* Exercise goal
The records follow. Give them all back exactly.
/---
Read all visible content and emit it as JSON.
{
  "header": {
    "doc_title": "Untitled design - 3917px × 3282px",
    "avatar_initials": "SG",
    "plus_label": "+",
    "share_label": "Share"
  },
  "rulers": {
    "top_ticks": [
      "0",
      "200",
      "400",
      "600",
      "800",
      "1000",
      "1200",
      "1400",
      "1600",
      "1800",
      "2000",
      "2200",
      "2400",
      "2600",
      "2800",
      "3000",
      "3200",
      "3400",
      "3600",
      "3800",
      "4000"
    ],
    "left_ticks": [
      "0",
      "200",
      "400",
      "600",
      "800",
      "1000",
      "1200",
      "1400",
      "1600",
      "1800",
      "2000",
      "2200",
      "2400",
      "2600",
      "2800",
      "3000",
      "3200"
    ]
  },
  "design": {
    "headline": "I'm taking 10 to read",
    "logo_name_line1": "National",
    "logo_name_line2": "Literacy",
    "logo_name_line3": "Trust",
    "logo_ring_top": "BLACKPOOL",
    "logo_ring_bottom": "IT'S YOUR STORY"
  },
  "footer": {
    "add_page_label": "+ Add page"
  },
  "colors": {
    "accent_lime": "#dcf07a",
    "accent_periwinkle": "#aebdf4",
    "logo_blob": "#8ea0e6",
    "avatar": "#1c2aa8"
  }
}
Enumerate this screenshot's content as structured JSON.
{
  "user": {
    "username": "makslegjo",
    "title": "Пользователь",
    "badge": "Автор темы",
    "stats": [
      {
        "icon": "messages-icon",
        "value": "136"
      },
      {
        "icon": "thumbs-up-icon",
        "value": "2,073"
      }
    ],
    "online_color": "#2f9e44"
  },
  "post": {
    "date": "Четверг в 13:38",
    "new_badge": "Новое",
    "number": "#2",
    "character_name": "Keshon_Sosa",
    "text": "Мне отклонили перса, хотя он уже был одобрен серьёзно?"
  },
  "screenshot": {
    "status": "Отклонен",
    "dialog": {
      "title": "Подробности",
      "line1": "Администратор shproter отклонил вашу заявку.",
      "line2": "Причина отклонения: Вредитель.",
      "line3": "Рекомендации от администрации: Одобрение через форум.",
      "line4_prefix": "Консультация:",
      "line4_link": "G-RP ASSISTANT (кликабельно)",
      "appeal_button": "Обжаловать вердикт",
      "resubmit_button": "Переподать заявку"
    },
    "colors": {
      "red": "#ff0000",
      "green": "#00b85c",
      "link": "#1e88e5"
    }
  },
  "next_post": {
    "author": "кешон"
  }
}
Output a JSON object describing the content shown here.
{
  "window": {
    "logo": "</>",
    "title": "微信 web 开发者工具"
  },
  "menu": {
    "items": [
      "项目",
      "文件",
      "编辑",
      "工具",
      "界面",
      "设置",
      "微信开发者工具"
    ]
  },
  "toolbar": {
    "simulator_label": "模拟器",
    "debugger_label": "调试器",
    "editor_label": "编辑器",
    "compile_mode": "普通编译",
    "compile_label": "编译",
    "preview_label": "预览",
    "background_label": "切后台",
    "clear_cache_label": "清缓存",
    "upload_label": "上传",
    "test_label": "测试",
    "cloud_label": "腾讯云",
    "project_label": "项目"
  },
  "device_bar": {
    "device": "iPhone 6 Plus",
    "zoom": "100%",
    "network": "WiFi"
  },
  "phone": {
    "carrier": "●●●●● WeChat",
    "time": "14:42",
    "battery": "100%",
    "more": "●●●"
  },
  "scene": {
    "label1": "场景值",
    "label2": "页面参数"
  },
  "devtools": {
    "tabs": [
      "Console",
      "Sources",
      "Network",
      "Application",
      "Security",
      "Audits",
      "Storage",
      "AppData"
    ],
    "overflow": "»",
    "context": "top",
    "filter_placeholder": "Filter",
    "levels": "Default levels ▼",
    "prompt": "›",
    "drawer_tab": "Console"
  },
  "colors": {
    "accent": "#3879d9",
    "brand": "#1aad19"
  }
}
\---
* Your response
Read all visible content and emit it as JSON.
{
  "header": {
    "doc_title": "Untitled design - 3917px × 3282px",
    "avatar_initials": "SG",
    "plus_label": "+",
    "share_label": "Share"
  },
  "rulers": {
    "top_ticks": [
      "0",
      "200",
      "400",
      "600",
      "800",
      "1000",
      "1200",
      "1400",
      "1600",
      "1800",
      "2000",
      "2200",
      "2400",
      "2600",
      "2800",
      "3000",
      "3200",
      "3400",
      "3600",
      "3800",
      "4000"
    ],
    "left_ticks": [
      "0",
      "200",
      "400",
      "600",
      "800",
      "1000",
      "1200",
      "1400",
      "1600",
      "1800",
      "2000",
      "2200",
      "2400",
      "2600",
      "2800",
      "3000",
      "3200"
    ]
  },
  "design": {
    "headline": "I'm taking 10 to read",
    "logo_name_line1": "National",
    "logo_name_line2": "Literacy",
    "logo_name_line3": "Trust",
    "logo_ring_top": "BLACKPOOL",
    "logo_ring_bottom": "IT'S YOUR STORY"
  },
  "footer": {
    "add_page_label": "+ Add page"
  },
  "colors": {
    "accent_lime": "#dcf07a",
    "accent_periwinkle": "#aebdf4",
    "logo_blob": "#8ea0e6",
    "avatar": "#1c2aa8"
  }
}
Enumerate this screenshot's content as structured JSON.
{
  "user": {
    "username": "makslegjo",
    "title": "Пользователь",
    "badge": "Автор темы",
    "stats": [
      {
        "icon": "messages-icon",
        "value": "136"
      },
      {
        "icon": "thumbs-up-icon",
        "value": "2,073"
      }
    ],
    "online_color": "#2f9e44"
  },
  "post": {
    "date": "Четверг в 13:38",
    "new_badge": "Новое",
    "number": "#2",
    "character_name": "Keshon_Sosa",
    "text": "Мне отклонили перса, хотя он уже был одобрен серьёзно?"
  },
  "screenshot": {
    "status": "Отклонен",
    "dialog": {
      "title": "Подробности",
      "line1": "Администратор shproter отклонил вашу заявку.",
      "line2": "Причина отклонения: Вредитель.",
      "line3": "Рекомендации от администрации: Одобрение через форум.",
      "line4_prefix": "Консультация:",
      "line4_link": "G-RP ASSISTANT (кликабельно)",
      "appeal_button": "Обжаловать вердикт",
      "resubmit_button": "Переподать заявку"
    },
    "colors": {
      "red": "#ff0000",
      "green": "#00b85c",
      "link": "#1e88e5"
    }
  },
  "next_post": {
    "author": "кешон"
  }
}
Output a JSON object describing the content shown here.
{
  "window": {
    "logo": "</>",
    "title": "微信 web 开发者工具"
  },
  "menu": {
    "items": [
      "项目",
      "文件",
      "编辑",
      "工具",
      "界面",
      "设置",
      "微信开发者工具"
    ]
  },
  "toolbar": {
    "simulator_label": "模拟器",
    "debugger_label": "调试器",
    "editor_label": "编辑器",
    "compile_mode": "普通编译",
    "compile_label": "编译",
    "preview_label": "预览",
    "background_label": "切后台",
    "clear_cache_label": "清缓存",
    "upload_label": "上传",
    "test_label": "测试",
    "cloud_label": "腾讯云",
    "project_label": "项目"
  },
  "device_bar": {
    "device": "iPhone 6 Plus",
    "zoom": "100%",
    "network": "WiFi"
  },
  "phone": {
    "carrier": "●●●●● WeChat",
    "time": "14:42",
    "battery": "100%",
    "more": "●●●"
  },
  "scene": {
    "label1": "场景值",
    "label2": "页面参数"
  },
  "devtools": {
    "tabs": [
      "Console",
      "Sources",
      "Network",
      "Application",
      "Security",
      "Audits",
      "Storage",
      "AppData"
    ],
    "overflow": "»",
    "context": "top",
    "filter_placeholder": "Filter",
    "levels": "Default levels ▼",
    "prompt": "›",
    "drawer_tab": "Console"
  },
  "colors": {
    "accent": "#3879d9",
    "brand": "#1aad19"
  }
}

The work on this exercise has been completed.